Without changing a single character, write out every record below.

Collected data entries:
———

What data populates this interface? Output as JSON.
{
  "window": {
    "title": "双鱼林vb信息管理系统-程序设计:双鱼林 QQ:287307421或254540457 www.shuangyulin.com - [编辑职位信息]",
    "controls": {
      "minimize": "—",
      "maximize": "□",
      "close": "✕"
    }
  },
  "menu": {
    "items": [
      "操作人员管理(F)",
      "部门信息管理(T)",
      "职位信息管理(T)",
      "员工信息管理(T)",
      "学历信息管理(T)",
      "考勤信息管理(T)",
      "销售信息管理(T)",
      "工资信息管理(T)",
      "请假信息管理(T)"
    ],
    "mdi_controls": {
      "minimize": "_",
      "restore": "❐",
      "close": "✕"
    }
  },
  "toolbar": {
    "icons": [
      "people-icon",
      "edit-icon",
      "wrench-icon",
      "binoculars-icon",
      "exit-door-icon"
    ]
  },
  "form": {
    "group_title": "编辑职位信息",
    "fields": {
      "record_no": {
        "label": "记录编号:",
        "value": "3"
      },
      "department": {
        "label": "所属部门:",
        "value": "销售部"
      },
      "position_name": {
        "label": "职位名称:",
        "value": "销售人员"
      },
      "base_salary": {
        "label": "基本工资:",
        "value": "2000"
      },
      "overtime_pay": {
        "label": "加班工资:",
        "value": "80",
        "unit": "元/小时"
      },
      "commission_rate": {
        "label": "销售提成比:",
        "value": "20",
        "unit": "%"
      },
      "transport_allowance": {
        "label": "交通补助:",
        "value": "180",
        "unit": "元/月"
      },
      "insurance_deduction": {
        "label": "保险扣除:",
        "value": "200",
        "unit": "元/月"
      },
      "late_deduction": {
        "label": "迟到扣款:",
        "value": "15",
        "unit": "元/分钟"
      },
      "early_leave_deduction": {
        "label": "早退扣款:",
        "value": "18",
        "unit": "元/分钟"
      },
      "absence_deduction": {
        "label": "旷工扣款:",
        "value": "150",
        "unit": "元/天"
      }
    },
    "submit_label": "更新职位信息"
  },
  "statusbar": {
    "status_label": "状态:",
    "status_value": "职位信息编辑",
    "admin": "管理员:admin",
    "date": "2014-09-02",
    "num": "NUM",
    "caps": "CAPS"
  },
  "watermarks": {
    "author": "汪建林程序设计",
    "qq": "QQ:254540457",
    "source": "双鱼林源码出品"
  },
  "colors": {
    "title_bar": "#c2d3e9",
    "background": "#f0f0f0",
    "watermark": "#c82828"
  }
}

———

SOLUTION TO THIS PROBLEM:
What data populates this interface? Output as JSON.
{
  "window": {
    "title": "双鱼林vb信息管理系统-程序设计:双鱼林 QQ:287307421或254540457 www.shuangyulin.com - [编辑职位信息]",
    "controls": {
      "minimize": "—",
      "maximize": "□",
      "close": "✕"
    }
  },
  "menu": {
    "items": [
      "操作人员管理(F)",
      "部门信息管理(T)",
      "职位信息管理(T)",
      "员工信息管理(T)",
      "学历信息管理(T)",
      "考勤信息管理(T)",
      "销售信息管理(T)",
      "工资信息管理(T)",
      "请假信息管理(T)"
    ],
    "mdi_controls": {
      "minimize": "_",
      "restore": "❐",
      "close": "✕"
    }
  },
  "toolbar": {
    "icons": [
      "people-icon",
      "edit-icon",
      "wrench-icon",
      "binoculars-icon",
      "exit-door-icon"
    ]
  },
  "form": {
    "group_title": "编辑职位信息",
    "fields": {
      "record_no": {
        "label": "记录编号:",
        "value": "3"
      },
      "department": {
        "label": "所属部门:",
        "value": "销售部"
      },
      "position_name": {
        "label": "职位名称:",
        "value": "销售人员"
      },
      "base_salary": {
        "label": "基本工资:",
        "value": "2000"
      },
      "overtime_pay": {
        "label": "加班工资:",
        "value": "80",
        "unit": "元/小时"
      },
      "commission_rate": {
        "label": "销售提成比:",
        "value": "20",
        "unit": "%"
      },
      "transport_allowance": {
        "label": "交通补助:",
        "value": "180",
        "unit": "元/月"
      },
      "insurance_deduction": {
        "label": "保险扣除:",
        "value": "200",
        "unit": "元/月"
      },
      "late_deduction": {
        "label": "迟到扣款:",
        "value": "15",
        "unit": "元/分钟"
      },
      "early_leave_deduction": {
        "label": "早退扣款:",
        "value": "18",
        "unit": "元/分钟"
      },
      "absence_deduction": {
        "label": "旷工扣款:",
        "value": "150",
        "unit": "元/天"
      }
    },
    "submit_label": "更新职位信息"
  },
  "statusbar": {
    "status_label": "状态:",
    "status_value": "职位信息编辑",
    "admin": "管理员:admin",
    "date": "2014-09-02",
    "num": "NUM",
    "caps": "CAPS"
  },
  "watermarks": {
    "author": "汪建林程序设计",
    "qq": "QQ:254540457",
    "source": "双鱼林源码出品"
  },
  "colors": {
    "title_bar": "#c2d3e9",
    "background": "#f0f0f0",
    "watermark": "#c82828"
  }
}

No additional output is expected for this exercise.